Institute for War and Peace Reporting | Giving Voice, Driving Change
Out of Control Mujahedin Claims
Witnesses testifying at the trial of former Bosnian army commanders Enver Hadzihasanovic and Amir Kubura told judges this week that foreign mujahedin fighters, who at first presented themselves as aid workers, were a source of trouble for government troops.
They also confirmed early witness testimonies to the effect that mujahedin took civilian prisoners in the village of Miletici on the same day that four surrendered Croat fighters were apparently murdered there.
Hadzihasanovic and Kubura are charged jointly with command responsibility for murder and mistreatment of non-Muslim civilians and combatants, and the plundering and destruction of their homes, in central Bosnia in 1993. This includes the alleged massacre of four Croat soldiers in Miletici on April 24 that year.
Prosecutors say the defendants’ subordinates – who allegedly included mujahedin – carried out the crimes listed in the indictment, and they failed to take measures to prevent them from doing so or to punish them afterwards.
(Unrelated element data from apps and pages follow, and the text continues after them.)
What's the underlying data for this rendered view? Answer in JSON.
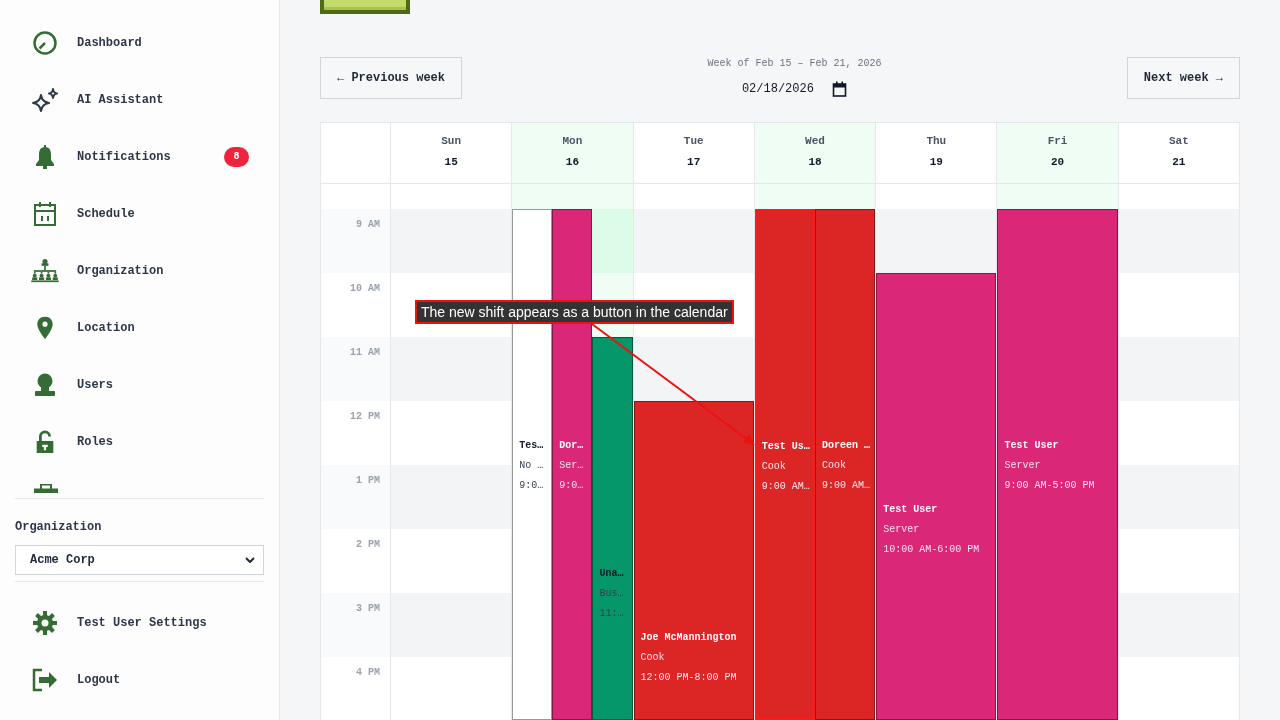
{
  "sidebar": {
    "items": [
      {
        "label": "Dashboard"
      },
      {
        "label": "AI Assistant"
      },
      {
        "label": "Notifications",
        "badge": "8"
      },
      {
        "label": "Schedule"
      },
      {
        "label": "Organization"
      },
      {
        "label": "Location"
      },
      {
        "label": "Users"
      },
      {
        "label": "Roles"
      }
    ],
    "organization": {
      "label": "Organization",
      "value": "Acme Corp"
    },
    "footer_items": [
      {
        "label": "Test User Settings"
      },
      {
        "label": "Logout"
      }
    ]
  },
  "toolbar": {
    "previous_button": "← Previous week",
    "week_label": "Week of Feb 15 – Feb 21, 2026",
    "date_value": "02/18/2026",
    "next_button": "Next week →"
  },
  "calendar": {
    "hours": [
      "9 AM",
      "10 AM",
      "11 AM",
      "12 PM",
      "1 PM",
      "2 PM",
      "3 PM",
      "4 PM"
    ],
    "days": [
      {
        "name": "Sun",
        "date": "15",
        "highlighted": false
      },
      {
        "name": "Mon",
        "date": "16",
        "highlighted": true,
        "events": [
          {
            "title": "Tes…",
            "role": "No …",
            "time": "9:0…",
            "color": "#ffffff",
            "annotated": false
          },
          {
            "title": "Dor…",
            "role": "Ser…",
            "time": "9:0…",
            "color": "#db2777",
            "annotated": false
          },
          {
            "title": "Una…",
            "role": "Bus…",
            "time": "11:…",
            "color": "#059669",
            "annotated": false
          }
        ]
      },
      {
        "name": "Tue",
        "date": "17",
        "highlighted": false,
        "events": [
          {
            "title": "Joe McMannington",
            "role": "Cook",
            "time": "12:00 PM-8:00 PM",
            "color": "#dc2626",
            "annotated": false
          }
        ]
      },
      {
        "name": "Wed",
        "date": "18",
        "highlighted": true,
        "events": [
          {
            "title": "Test Us…",
            "role": "Cook",
            "time": "9:00 AM…",
            "color": "#dc2626",
            "annotated": true
          },
          {
            "title": "Doreen …",
            "role": "Cook",
            "time": "9:00 AM…",
            "color": "#dc2626",
            "annotated": false
          }
        ]
      },
      {
        "name": "Thu",
        "date": "19",
        "highlighted": false,
        "events": [
          {
            "title": "Test User",
            "role": "Server",
            "time": "10:00 AM-6:00 PM",
            "color": "#db2777",
            "annotated": false
          }
        ]
      },
      {
        "name": "Fri",
        "date": "20",
        "highlighted": true,
        "events": [
          {
            "title": "Test User",
            "role": "Server",
            "time": "9:00 AM-5:00 PM",
            "color": "#db2777",
            "annotated": false
          }
        ]
      },
      {
        "name": "Sat",
        "date": "21",
        "highlighted": false
      }
    ]
  },
  "annotation": {
    "text": "The new shift appears as a button in the calendar"
  }
}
But the testimony heard from two members of Hadzihasanovic’s Third Corps this week builds on defence claims that the mujahedin in fact operated independently of government forces, who were unable to control them.
Fahir Candzic, who was commander of an army unit based in the village of Mehurici during the time period in question, told the court he didn’t feel comfortable around mujahedin fighters. He said they had first arrived in Mehurici towards the end of the summer of 1992 and had initially presented themselves as humanitarian workers. They initially took up residence in the village primary school used by his own detachment, moving into the floor above.
“We didn’t feel safe with these foreigners so close to us,” Candzic told judges. “I didn’t know who these people were, where they came from, or why they were there. I didn’t feel comfortable in their presence.”
Candzic said he had been told that the men, at first simply referred to by the villagers as “Arabs”, were supposed to provide food and clothing for the local population.
It is part of the defence case that the mujahedin managed to win over parts of the local population by handing out supplies. Lawyers for Hadzihasanovic and Kubura say it subsequently became difficult for the army to square up to the mujahedin because they risked splitting the loyalties of the local population in the process.
Candzic said the mujahedin later expanded their activities and began recruiting followers, to whom they even gave a limited number of weapons.
Also giving evidence for the defence case this week was Hamid Suljic, a former operations officer in the Mehurici army detachment and a Muslim resident of Miletici.
The witness told the court that he was returning home from the front line on the day of the alleged massacre in his village when he encountered a column of civilians being escorted by mujahedin fighters.
The fighters, who wore masks and uniforms without insignia and addressed each other in Arabic, were the only soldiers he saw near Miletici that day.
Suljic said he recognised his father and two other relatives in the group of detainees, along with many of his Croat neighbours. His father was bleeding and his hands were tied, but when the witness tried to approach the mujahedin to talk to them, he was pushed away.
The witness then said that he had gone back to his command post in Mehurici and a lengthy process of negotiations with the mujahedin to secure the civilians’ release began. His evidence confirms earlier testimony to the effect that the army was forced to negotiate with the mujahedin to free the prisoners from Miletici, which suggests that the mujahedin were not under army control.
Suljic also confirmed that while the three Muslim detainees were freed almost immediately, it took longer for the mujahedin to give up the rest of the group.
The witness said that he was never able to persuade his father to tell him what happened in Miletici when the mujahedin arrived.
“He never talked about that day,” Suljic told the court, “he only said, ‘Son, something evil happened and I couldn’t help those people’.”
He said a joint commission was later set up to try to establish what had occurred in Miletici. He also said he and his men were ordered to guard the Croat houses in the village to prevent them from being looted.
Suljic told judges that his family had always been very close to their Croat neighbours. “We celebrated our holidays together, attended weddings and funerals together – we participated in every aspect of each others’ life,” he told the court.
Miletici’s former Croats residents still return to their old homes from time to time, the witness said.
“They visit their properties and their land, and when they come, they visit us. They don’t blame us for what happened in Miletici, they know someone else did it,” he told the court. “We are on the same terms as we were before the war – we respect them, they respect us.”
The trial continues next week.
Merdijana Sadovic is an IWPR reporter in The Hague.
- Europe & Eurasia
- Latin America
- Middle East & North Africa
- Focus Pages
- Training & Resources
- Print Publications
- IWPR Spotlight
As coronavirus sweeps the globe, IWPR’s network of local reporters, activists and analysts are examining the economic, social and political impact of this era-defining pandemic.